Those control woes reared their ugly heads once again Tuesday night at Wrigley Field in a 10-1 loss to the Indians. Chatwood walked 6 batters and managed to net only 8 outs, getting hammered for 4 runs in the third inning.

"Ugh, it was tough," Maddon said. "The stuff was so good, we just couldn't get a strike."

"It's definitely frustrating," Chatwood said, "because one at-bat, I'll feel really good and the next one, I feel like I'm fighting myself.

"Last time [out], I was able to stay in the rhythm. Tonight, I was kinda battling, rushing rather than staying back, so it's just keeping that feeling and maintaining that."

His season ERA is only 3.74, which looks good until you consider his WHIP is 1.62 and he's walked 40 batters in 45.2 innings with only 41 strikeouts in the process. He now leads baseball in walks per 9 innings.

Chatwood said earlier this month in St. Louis that he's figured out what has led to the startling lack of control and while he didn't elaborate on the mechanical issue, he was working hard at correcting the problem in bullpens.

He's also used the term "fighting myself" at least a dozen times this month alone and it's become a common refrain for his explanation of what's going on. 

"He's got a busy delivery when he throws the baseball," Maddon said. "He's kinda busy what he does with his hands. It's not like he can just change it easily because that's how his arm works, how his body works.

"Sometimes, like you see him the other day, everything's on time and how good it can be and when it's out of sorts a bit, then all of the sudden it becomes shotgun. Ah man, you can see the movement [on his pitches] from the side, how good it is. 

"We gotta harness it somehow. I spoke to him briefly on the bench; I reassured him it's gonna be fine, it's gonna be really good by the end of the year. We gotta figure it out and he knows that. But man, that's good stuff. We just gotta get it in the zone."

Chatwood also admitted part of the problem is mental in that he's trying to force pitches rather than trusting his stuff. He's also gotten into the bad habit of drifting down the mound, though he's not sure when or where he picked up that hitch in his delivery.

Chatwood and Cubs pitching coach Jim Hickey are working on slowing his delivery down to get his arm in the same spot on a more consistent basis.

When the Cubs signed Chatwood over the winter, it was easy to see why.

He just turned 28 in December, his peripherals and a move from hitter-friendly Coors Field foretold a potential leap in performance and his stuff is nasty. Plus, he signed a three-year deal at a relative bargain of $38 million.

Once the Cubs signed Yu Darvish in spring training, you could make the case that Chatwood could be among the best No. 5 starters in baseball.

Nine starts later, the honeymoon period is well over with Chatwood, as he threw only 30 of his 74 pitches for strikes Tuesday night and sent catcher Willson Contreras sailing all around home plate for pitches way out of the zone.

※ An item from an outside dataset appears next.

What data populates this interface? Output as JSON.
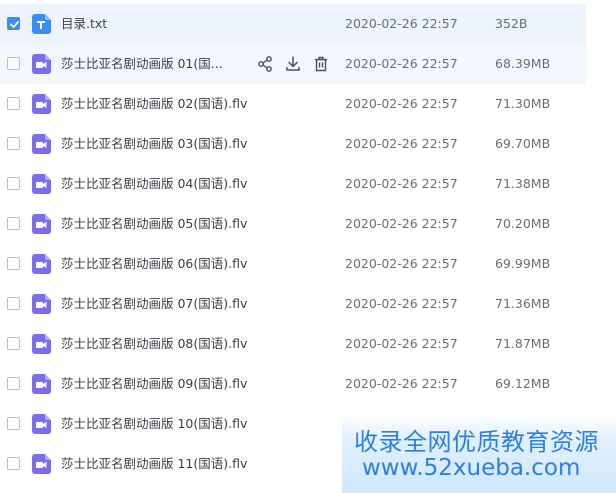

Still, it's clear to see there is some intriguing talent there and the season there is roughly 70 percent of the season remaining before the Cubs make what they hope is another run at the World Series.

"I have a lot of faith," Maddon said. "I know we're gonna reap the rewards, the benefits as he figures this thing out."